The UC Berkeley community is saddened by the recent death of James Bosson, a specialist in Mongolian Studies. Bosson taught Manchu, Tibetan, and Mongolian in the Department of Oriental Languages (now the Department of East Asian Languages and Cultures) from 1963 to 1996. Among his contributions was the first Mongolian translation of the Tibetan Biography of Milarepa, Mila yin namtar (1756). In 2014 Bosson was awarded Mongolia's Order of the Polar Star Medal by the Mongolian government for his contributions to Mongolian studies. A memorial service is planned for April, 2017.
Our WEBCASTS page includes recent conferences and lectures on Mongolia, including our spring conference on Mongolian music.
Visit the UC Berkeley Mongolia Initiative Facebook page for event updates.
Sign up at the Mongolia Initiative MAILING LIST link for updates on programs and opportunities.
About the Mongolia Initiative
With a generous gift from the government of Mongolia, UC Berkeley and the Institute of East Asian Studies are delighted to announce the establishment of the Mongolia Initiative. Under the Institute of East Asian Studies, the Mongolia Initiative will bring together UC Berkeley's diverse resources related to Mongolia. Mongolia is now being taught on campus for the first time in many years, the first Visiting Scholar has been selected, the library acquisitions program is being expanded, and plans are underway for future courses and conferences on Mongolia.
The Mongolia Initiative Committee, comprised of UC Berkeley faculty, directs the agenda of the Initiative. Current committee members include Patricia Berger and Uranchimeg Tsultem (History of Art), Jacob Dalton and Brian Baumann (East Asian Languages and Cultures), and Sanjyot Mehendale (Silk Road Initiative Director and Vice-Chair of the Center for Buddhist Studies).
UC Berkeley has also secured funding from the U.S. Department of Education to begin teaching elementary Mongolian during the 2015-16 academic year and beyond. This National Resource Center grant recognizes UC Berkeley as a national leader for teaching and research on East Asia, including Mongolia. It funds the teaching of lesser-taught world languages, in particular Mongolian, which has been designated a critical language by the United States government.

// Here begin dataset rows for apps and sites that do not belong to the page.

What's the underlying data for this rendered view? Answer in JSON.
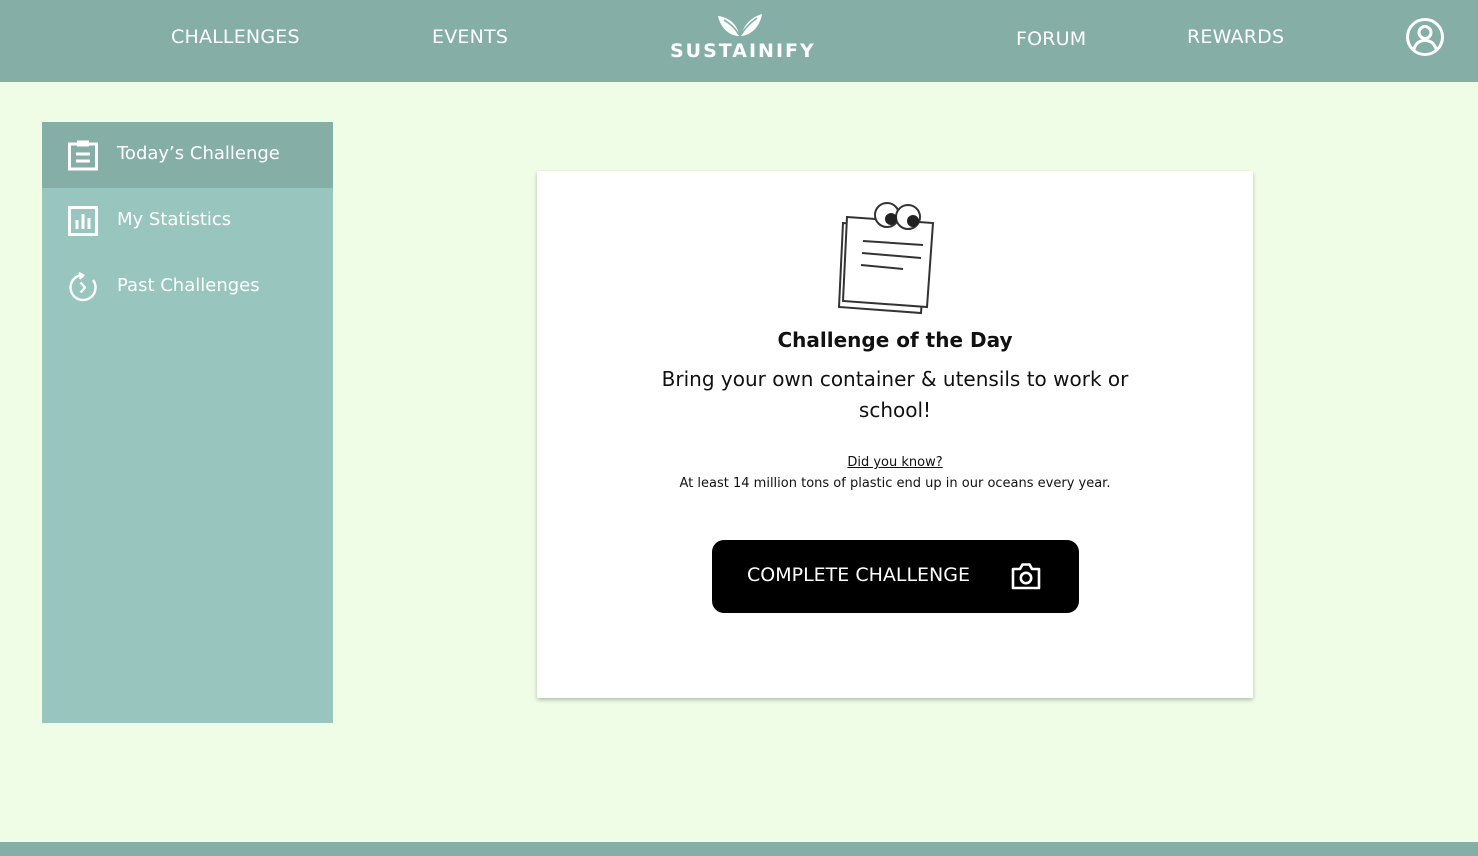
{
  "header": {
    "nav": {
      "challenges": "CHALLENGES",
      "events": "EVENTS",
      "forum": "FORUM",
      "rewards": "REWARDS"
    },
    "logo_text": "SUSTAINIFY",
    "profile_icon": "user-circle-icon"
  },
  "sidebar": {
    "items": [
      {
        "label": "Today’s Challenge",
        "icon": "clipboard-icon",
        "active": true
      },
      {
        "label": "My Statistics",
        "icon": "bar-chart-icon",
        "active": false
      },
      {
        "label": "Past Challenges",
        "icon": "history-timer-icon",
        "active": false
      }
    ]
  },
  "challenge": {
    "title": "Challenge of the Day",
    "text": "Bring your own container & utensils to work or school!",
    "fact_title": "Did you know?",
    "fact_text": "At least 14 million tons of plastic end up in our oceans every year.",
    "button_label": "COMPLETE CHALLENGE",
    "button_icon": "camera-icon"
  },
  "colors": {
    "header_bg": "#85aea6",
    "page_bg": "#f0fde6",
    "sidebar_bg": "#98c5be",
    "sidebar_active_bg": "#85aea6",
    "button_bg": "#000000"
  }
}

The grant has also enabled new research activities at IEAS on Mongolia through 2018. An annual program comprising a major conference, lectures, and workshops is planned. Library acquisitions and cataloguing are a priority. Visiting scholars and student fellowships for Mongolian studies will further enrich the campus life and contribute to UC Berkeley’s vibrant Asian studies community.
The three-way partnership between U.C. Berkeley, the U.S. Department of Education and the Mongolian government is enabling not only a restoration of Mongolian studies at UC Berkeley, but will place Berkeley in a leadership role among world universities in advancing teaching and research on Mongolia. Ultimately it is hoped that Mongolian studies can be placed on the same permanent footing at Berkeley as that of other regions by establishing a permanent Center for Mongolian Studies at Berkeley that addresses both the historical and contemporary place of Mongolia in the world.